(INSTRUCTIONS TO FOLLOW):
After reading each line of the entries, give the number of lines that contain "description" and nothing else.

*** DATASET RECORDS

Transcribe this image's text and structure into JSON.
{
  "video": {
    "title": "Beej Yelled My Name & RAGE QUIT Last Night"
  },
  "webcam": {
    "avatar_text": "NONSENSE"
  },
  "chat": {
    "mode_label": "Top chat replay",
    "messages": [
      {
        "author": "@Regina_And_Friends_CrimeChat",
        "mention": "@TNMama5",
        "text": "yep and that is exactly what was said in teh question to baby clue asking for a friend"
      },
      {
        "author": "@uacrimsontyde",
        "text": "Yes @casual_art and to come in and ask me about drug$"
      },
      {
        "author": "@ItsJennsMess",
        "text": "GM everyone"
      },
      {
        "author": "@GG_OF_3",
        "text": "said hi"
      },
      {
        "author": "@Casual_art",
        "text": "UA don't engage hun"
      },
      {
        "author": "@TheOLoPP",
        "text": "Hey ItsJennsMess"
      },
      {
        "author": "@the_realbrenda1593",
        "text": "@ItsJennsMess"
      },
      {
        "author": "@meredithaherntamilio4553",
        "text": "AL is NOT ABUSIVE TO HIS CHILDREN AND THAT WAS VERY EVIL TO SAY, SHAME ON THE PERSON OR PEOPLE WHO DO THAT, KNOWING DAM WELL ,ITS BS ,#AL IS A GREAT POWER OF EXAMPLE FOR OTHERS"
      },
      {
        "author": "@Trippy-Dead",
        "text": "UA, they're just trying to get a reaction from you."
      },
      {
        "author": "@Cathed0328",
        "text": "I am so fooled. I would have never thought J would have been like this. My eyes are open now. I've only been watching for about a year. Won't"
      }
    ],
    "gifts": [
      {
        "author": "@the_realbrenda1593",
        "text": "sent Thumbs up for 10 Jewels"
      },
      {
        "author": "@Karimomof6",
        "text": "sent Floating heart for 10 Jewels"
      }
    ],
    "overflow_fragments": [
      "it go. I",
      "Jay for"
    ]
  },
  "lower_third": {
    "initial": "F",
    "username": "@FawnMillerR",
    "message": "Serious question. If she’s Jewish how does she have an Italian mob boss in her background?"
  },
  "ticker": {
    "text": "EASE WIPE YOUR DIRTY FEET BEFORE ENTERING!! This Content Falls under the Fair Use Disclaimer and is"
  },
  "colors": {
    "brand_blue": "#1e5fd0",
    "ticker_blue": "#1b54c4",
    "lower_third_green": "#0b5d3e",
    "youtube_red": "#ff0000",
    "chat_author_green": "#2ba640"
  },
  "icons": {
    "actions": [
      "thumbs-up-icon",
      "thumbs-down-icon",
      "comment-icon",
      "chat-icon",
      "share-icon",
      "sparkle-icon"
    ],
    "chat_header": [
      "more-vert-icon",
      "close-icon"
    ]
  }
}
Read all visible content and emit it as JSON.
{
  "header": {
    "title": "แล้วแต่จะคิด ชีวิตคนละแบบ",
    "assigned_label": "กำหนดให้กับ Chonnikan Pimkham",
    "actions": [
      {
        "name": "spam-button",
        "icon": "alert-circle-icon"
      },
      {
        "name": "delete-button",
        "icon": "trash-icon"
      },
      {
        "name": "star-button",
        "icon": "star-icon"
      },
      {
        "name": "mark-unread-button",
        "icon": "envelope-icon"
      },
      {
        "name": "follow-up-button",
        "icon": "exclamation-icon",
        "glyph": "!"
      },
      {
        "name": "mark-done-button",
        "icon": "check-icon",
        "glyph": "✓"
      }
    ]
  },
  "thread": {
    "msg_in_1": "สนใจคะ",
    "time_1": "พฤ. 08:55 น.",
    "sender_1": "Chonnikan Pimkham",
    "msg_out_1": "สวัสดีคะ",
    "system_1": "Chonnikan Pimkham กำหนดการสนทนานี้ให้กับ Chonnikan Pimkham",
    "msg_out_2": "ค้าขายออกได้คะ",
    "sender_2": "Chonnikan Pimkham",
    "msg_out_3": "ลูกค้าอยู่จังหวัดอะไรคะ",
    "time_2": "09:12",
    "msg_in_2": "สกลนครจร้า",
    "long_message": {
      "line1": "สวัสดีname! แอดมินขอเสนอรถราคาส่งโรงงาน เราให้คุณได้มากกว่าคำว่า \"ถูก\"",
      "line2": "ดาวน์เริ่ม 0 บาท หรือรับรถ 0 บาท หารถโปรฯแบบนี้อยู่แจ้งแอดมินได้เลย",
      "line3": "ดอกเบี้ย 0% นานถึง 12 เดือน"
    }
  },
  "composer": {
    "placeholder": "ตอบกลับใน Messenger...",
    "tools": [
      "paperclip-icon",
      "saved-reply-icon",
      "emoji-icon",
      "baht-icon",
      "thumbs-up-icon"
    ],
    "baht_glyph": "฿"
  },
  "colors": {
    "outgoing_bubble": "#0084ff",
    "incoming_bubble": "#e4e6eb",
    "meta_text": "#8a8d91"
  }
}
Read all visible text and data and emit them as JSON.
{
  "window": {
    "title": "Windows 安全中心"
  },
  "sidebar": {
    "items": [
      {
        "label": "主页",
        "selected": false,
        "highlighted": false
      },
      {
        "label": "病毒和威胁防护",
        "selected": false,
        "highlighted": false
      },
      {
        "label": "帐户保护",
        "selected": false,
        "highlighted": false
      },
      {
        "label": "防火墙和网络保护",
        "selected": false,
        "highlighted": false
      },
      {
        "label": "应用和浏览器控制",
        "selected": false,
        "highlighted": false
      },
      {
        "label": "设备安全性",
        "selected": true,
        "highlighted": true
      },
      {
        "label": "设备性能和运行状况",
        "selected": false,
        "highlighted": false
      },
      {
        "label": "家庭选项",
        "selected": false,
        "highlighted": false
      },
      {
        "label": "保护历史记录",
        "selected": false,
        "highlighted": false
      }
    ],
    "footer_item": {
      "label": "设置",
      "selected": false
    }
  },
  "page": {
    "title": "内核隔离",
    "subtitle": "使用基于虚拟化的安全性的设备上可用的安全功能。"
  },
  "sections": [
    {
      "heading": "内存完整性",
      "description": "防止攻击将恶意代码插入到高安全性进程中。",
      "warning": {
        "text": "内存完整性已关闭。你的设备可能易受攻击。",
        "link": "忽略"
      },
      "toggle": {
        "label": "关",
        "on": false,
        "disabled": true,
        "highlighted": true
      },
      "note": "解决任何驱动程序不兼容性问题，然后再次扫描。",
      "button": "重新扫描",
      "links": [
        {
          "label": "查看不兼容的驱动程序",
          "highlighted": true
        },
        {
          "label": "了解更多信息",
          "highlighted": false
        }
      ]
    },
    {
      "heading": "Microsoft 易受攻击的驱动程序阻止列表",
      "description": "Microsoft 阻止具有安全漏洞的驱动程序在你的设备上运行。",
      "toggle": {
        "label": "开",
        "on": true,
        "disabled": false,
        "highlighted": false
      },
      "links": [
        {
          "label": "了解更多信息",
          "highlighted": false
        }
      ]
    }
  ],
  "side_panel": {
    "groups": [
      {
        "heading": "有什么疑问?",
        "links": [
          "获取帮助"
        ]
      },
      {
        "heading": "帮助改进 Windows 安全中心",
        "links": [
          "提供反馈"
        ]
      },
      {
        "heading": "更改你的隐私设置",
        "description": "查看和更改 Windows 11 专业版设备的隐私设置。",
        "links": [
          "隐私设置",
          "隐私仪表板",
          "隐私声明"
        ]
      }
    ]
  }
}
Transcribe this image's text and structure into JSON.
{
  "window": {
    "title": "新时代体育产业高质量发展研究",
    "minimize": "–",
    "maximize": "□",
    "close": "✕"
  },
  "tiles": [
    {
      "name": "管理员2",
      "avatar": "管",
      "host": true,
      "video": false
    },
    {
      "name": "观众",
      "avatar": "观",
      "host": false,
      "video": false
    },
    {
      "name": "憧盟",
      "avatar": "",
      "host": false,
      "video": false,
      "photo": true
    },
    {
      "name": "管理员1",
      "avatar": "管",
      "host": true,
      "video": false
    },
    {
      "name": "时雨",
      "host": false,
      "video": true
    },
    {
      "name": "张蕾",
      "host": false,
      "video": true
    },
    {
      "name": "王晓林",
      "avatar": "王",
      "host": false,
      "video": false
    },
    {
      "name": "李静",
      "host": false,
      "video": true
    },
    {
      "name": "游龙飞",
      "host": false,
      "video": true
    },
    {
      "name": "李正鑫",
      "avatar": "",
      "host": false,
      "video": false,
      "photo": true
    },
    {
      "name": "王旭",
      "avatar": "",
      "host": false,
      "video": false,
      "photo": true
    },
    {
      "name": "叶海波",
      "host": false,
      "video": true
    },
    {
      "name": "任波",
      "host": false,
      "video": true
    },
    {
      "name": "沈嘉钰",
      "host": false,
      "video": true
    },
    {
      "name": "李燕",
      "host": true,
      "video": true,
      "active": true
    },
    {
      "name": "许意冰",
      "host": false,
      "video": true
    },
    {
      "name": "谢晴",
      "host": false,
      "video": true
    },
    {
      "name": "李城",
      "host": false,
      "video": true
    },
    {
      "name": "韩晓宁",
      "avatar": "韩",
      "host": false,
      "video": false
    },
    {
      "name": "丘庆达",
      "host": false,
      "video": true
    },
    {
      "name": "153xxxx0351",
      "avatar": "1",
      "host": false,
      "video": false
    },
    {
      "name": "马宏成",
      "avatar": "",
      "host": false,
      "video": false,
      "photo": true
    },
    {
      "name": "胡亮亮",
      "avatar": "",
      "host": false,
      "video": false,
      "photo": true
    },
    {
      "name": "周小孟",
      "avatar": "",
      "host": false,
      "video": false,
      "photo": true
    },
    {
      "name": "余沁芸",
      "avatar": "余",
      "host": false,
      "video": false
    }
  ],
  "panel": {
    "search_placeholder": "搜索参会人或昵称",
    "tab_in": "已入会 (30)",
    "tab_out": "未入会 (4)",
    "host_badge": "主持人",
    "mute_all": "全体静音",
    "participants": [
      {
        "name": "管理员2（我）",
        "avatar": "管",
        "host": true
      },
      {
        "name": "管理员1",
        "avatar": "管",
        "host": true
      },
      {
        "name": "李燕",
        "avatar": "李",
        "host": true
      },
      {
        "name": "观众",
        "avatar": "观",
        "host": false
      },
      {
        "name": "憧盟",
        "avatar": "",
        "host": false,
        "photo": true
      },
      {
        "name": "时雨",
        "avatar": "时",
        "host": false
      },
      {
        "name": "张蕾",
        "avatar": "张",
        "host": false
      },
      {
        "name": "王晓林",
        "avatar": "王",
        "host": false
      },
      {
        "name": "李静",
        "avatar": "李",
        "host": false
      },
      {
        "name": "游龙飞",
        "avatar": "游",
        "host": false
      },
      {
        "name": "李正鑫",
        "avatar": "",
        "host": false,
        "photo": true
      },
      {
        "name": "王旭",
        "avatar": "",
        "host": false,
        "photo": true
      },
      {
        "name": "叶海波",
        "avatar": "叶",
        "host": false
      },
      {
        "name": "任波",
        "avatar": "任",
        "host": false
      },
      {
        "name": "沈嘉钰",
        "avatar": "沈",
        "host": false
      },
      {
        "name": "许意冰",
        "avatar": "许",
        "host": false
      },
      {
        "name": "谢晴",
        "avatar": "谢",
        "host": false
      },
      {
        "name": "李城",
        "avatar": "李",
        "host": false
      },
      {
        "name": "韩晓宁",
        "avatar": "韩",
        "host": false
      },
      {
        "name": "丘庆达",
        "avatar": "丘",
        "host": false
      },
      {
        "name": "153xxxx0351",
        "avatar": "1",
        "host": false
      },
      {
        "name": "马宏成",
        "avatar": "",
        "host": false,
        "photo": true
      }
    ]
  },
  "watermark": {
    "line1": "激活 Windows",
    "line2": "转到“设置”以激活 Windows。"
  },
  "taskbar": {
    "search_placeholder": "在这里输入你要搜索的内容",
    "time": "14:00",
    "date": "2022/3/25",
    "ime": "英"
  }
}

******

(SOLUTION FOR THIS PROBLEM):
3